Digital Phenotyping of Generalized Anxiety Disorder: Using Artificial Intelligence to Accurately Predict Symptom Severity Using Wearable Sensors in Daily Life

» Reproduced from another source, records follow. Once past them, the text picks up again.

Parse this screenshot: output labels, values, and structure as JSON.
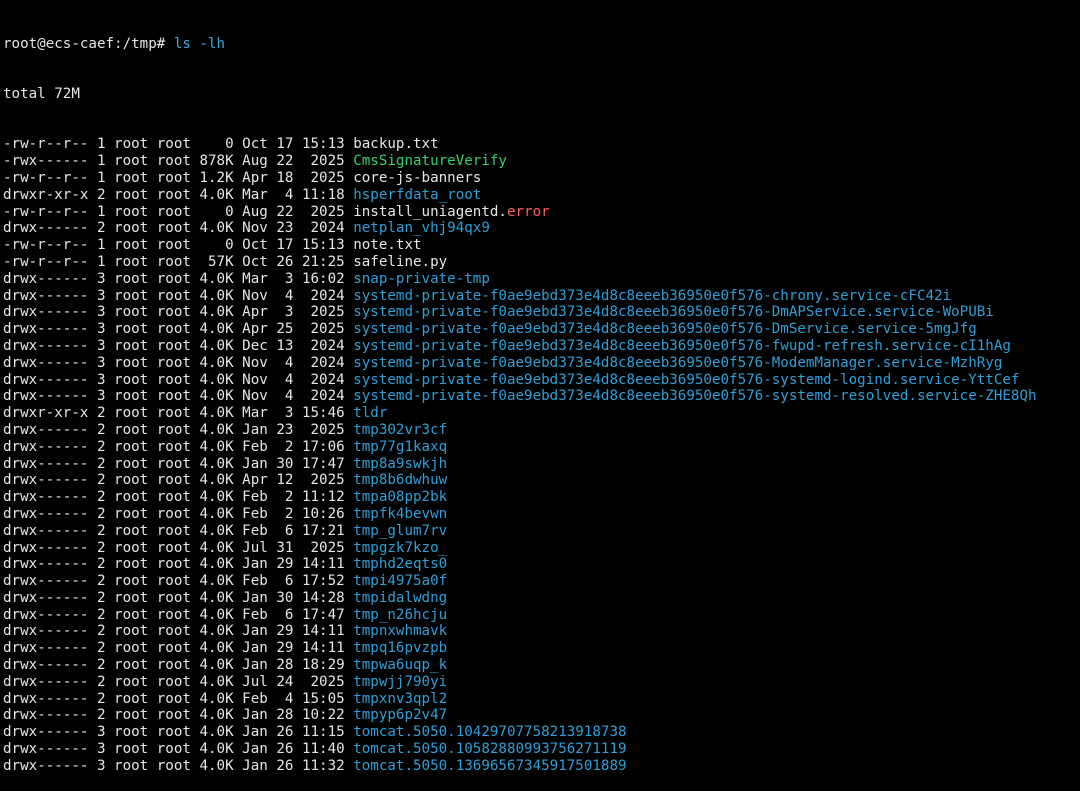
{
  "prompt": {
    "user_host_path": "root@ecs-caef:/tmp# ",
    "command": "ls -lh"
  },
  "total_line": "total 72M",
  "colors": {
    "background": "#000000",
    "text": "#e6e6e6",
    "directory": "#2f9fd6",
    "executable": "#3ad06a",
    "error_suffix": "#ff5f5f",
    "command": "#3fa7e0"
  },
  "entries": [
    {
      "meta": "-rw-r--r-- 1 root root    0 Oct 17 15:13 ",
      "name": "backup.txt",
      "suffix": "",
      "kind": "plain"
    },
    {
      "meta": "-rwx------ 1 root root 878K Aug 22  2025 ",
      "name": "CmsSignatureVerify",
      "suffix": "",
      "kind": "exec"
    },
    {
      "meta": "-rw-r--r-- 1 root root 1.2K Apr 18  2025 ",
      "name": "core-js-banners",
      "suffix": "",
      "kind": "plain"
    },
    {
      "meta": "drwxr-xr-x 2 root root 4.0K Mar  4 11:18 ",
      "name": "hsperfdata_root",
      "suffix": "",
      "kind": "dir"
    },
    {
      "meta": "-rw-r--r-- 1 root root    0 Aug 22  2025 ",
      "name": "install_uniagentd.",
      "suffix": "error",
      "kind": "plain"
    },
    {
      "meta": "drwx------ 2 root root 4.0K Nov 23  2024 ",
      "name": "netplan_vhj94qx9",
      "suffix": "",
      "kind": "dir"
    },
    {
      "meta": "-rw-r--r-- 1 root root    0 Oct 17 15:13 ",
      "name": "note.txt",
      "suffix": "",
      "kind": "plain"
    },
    {
      "meta": "-rw-r--r-- 1 root root  57K Oct 26 21:25 ",
      "name": "safeline.py",
      "suffix": "",
      "kind": "plain"
    },
    {
      "meta": "drwx------ 3 root root 4.0K Mar  3 16:02 ",
      "name": "snap-private-tmp",
      "suffix": "",
      "kind": "dir"
    },
    {
      "meta": "drwx------ 3 root root 4.0K Nov  4  2024 ",
      "name": "systemd-private-f0ae9ebd373e4d8c8eeeb36950e0f576-chrony.service-cFC42i",
      "suffix": "",
      "kind": "dir"
    },
    {
      "meta": "drwx------ 3 root root 4.0K Apr  3  2025 ",
      "name": "systemd-private-f0ae9ebd373e4d8c8eeeb36950e0f576-DmAPService.service-WoPUBi",
      "suffix": "",
      "kind": "dir"
    },
    {
      "meta": "drwx------ 3 root root 4.0K Apr 25  2025 ",
      "name": "systemd-private-f0ae9ebd373e4d8c8eeeb36950e0f576-DmService.service-5mgJfg",
      "suffix": "",
      "kind": "dir"
    },
    {
      "meta": "drwx------ 3 root root 4.0K Dec 13  2024 ",
      "name": "systemd-private-f0ae9ebd373e4d8c8eeeb36950e0f576-fwupd-refresh.service-cI1hAg",
      "suffix": "",
      "kind": "dir"
    },
    {
      "meta": "drwx------ 3 root root 4.0K Nov  4  2024 ",
      "name": "systemd-private-f0ae9ebd373e4d8c8eeeb36950e0f576-ModemManager.service-MzhRyg",
      "suffix": "",
      "kind": "dir"
    },
    {
      "meta": "drwx------ 3 root root 4.0K Nov  4  2024 ",
      "name": "systemd-private-f0ae9ebd373e4d8c8eeeb36950e0f576-systemd-logind.service-YttCef",
      "suffix": "",
      "kind": "dir"
    },
    {
      "meta": "drwx------ 3 root root 4.0K Nov  4  2024 ",
      "name": "systemd-private-f0ae9ebd373e4d8c8eeeb36950e0f576-systemd-resolved.service-ZHE8Qh",
      "suffix": "",
      "kind": "dir"
    },
    {
      "meta": "drwxr-xr-x 2 root root 4.0K Mar  3 15:46 ",
      "name": "tldr",
      "suffix": "",
      "kind": "dir"
    },
    {
      "meta": "drwx------ 2 root root 4.0K Jan 23  2025 ",
      "name": "tmp302vr3cf",
      "suffix": "",
      "kind": "dir"
    },
    {
      "meta": "drwx------ 2 root root 4.0K Feb  2 17:06 ",
      "name": "tmp77g1kaxq",
      "suffix": "",
      "kind": "dir"
    },
    {
      "meta": "drwx------ 2 root root 4.0K Jan 30 17:47 ",
      "name": "tmp8a9swkjh",
      "suffix": "",
      "kind": "dir"
    },
    {
      "meta": "drwx------ 2 root root 4.0K Apr 12  2025 ",
      "name": "tmp8b6dwhuw",
      "suffix": "",
      "kind": "dir"
    },
    {
      "meta": "drwx------ 2 root root 4.0K Feb  2 11:12 ",
      "name": "tmpa08pp2bk",
      "suffix": "",
      "kind": "dir"
    },
    {
      "meta": "drwx------ 2 root root 4.0K Feb  2 10:26 ",
      "name": "tmpfk4bevwn",
      "suffix": "",
      "kind": "dir"
    },
    {
      "meta": "drwx------ 2 root root 4.0K Feb  6 17:21 ",
      "name": "tmp_glum7rv",
      "suffix": "",
      "kind": "dir"
    },
    {
      "meta": "drwx------ 2 root root 4.0K Jul 31  2025 ",
      "name": "tmpgzk7kzo_",
      "suffix": "",
      "kind": "dir"
    },
    {
      "meta": "drwx------ 2 root root 4.0K Jan 29 14:11 ",
      "name": "tmphd2eqts0",
      "suffix": "",
      "kind": "dir"
    },
    {
      "meta": "drwx------ 2 root root 4.0K Feb  6 17:52 ",
      "name": "tmpi4975a0f",
      "suffix": "",
      "kind": "dir"
    },
    {
      "meta": "drwx------ 2 root root 4.0K Jan 30 14:28 ",
      "name": "tmpidalwdng",
      "suffix": "",
      "kind": "dir"
    },
    {
      "meta": "drwx------ 2 root root 4.0K Feb  6 17:47 ",
      "name": "tmp_n26hcju",
      "suffix": "",
      "kind": "dir"
    },
    {
      "meta": "drwx------ 2 root root 4.0K Jan 29 14:11 ",
      "name": "tmpnxwhmavk",
      "suffix": "",
      "kind": "dir"
    },
    {
      "meta": "drwx------ 2 root root 4.0K Jan 29 14:11 ",
      "name": "tmpq16pvzpb",
      "suffix": "",
      "kind": "dir"
    },
    {
      "meta": "drwx------ 2 root root 4.0K Jan 28 18:29 ",
      "name": "tmpwa6uqp_k",
      "suffix": "",
      "kind": "dir"
    },
    {
      "meta": "drwx------ 2 root root 4.0K Jul 24  2025 ",
      "name": "tmpwjj790yi",
      "suffix": "",
      "kind": "dir"
    },
    {
      "meta": "drwx------ 2 root root 4.0K Feb  4 15:05 ",
      "name": "tmpxnv3qpl2",
      "suffix": "",
      "kind": "dir"
    },
    {
      "meta": "drwx------ 2 root root 4.0K Jan 28 10:22 ",
      "name": "tmpyp6p2v47",
      "suffix": "",
      "kind": "dir"
    },
    {
      "meta": "drwx------ 3 root root 4.0K Jan 26 11:15 ",
      "name": "tomcat.5050.10429707758213918738",
      "suffix": "",
      "kind": "dir"
    },
    {
      "meta": "drwx------ 3 root root 4.0K Jan 26 11:40 ",
      "name": "tomcat.5050.10582880993756271119",
      "suffix": "",
      "kind": "dir"
    },
    {
      "meta": "drwx------ 3 root root 4.0K Jan 26 11:32 ",
      "name": "tomcat.5050.13696567345917501889",
      "suffix": "",
      "kind": "dir"
    }
  ]
}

Background: Generalized anxiety disorder (GAD) is a highly prevalent condition. Monitoring GAD symptoms requires substantial time, effort, and cost. The development of digital phenotypes of GAD may enable new scalable, timely, and inexpensive assessments of GAD symptoms. Method: The current study used passive movement data collected within a large national cohort (N = 264) to assess GAD symptom severity. Results: Using one week of movement data, machine learning models accurately predicted GAD symptoms across a continuum (r = 0.511) and accurately detected those individuals with elevated GAD symptoms (AUC = 0.892, 70.0% Sensitivity, 95.5% Specificity, Brier Score = 0.092). Those with a risk score at the 90th percentile or above had 21 times the odds of having elevated GAD symptoms compared to those with lower risk scores. The risk score was most strongly associated with irritability, worry controllability, and restlessness (individual rs > 0.5). The risk scores for GAD were also discriminant of major depressive disorder symptom severity (r = 0.190). Limitations: The current study examined the detection of GAD symptom severity rather than the prediction of GAD symptom severity across time. Furthermore, the instant sample of data did not include nighttime actigraphy, as participants were not asked to wear the actigraphs at night. Conclusions: These results suggest that artificial intelligence can effectively utilize wearable movement data collected in daily life to accurately infer risk of GAD symptoms.

Translational Psychiatry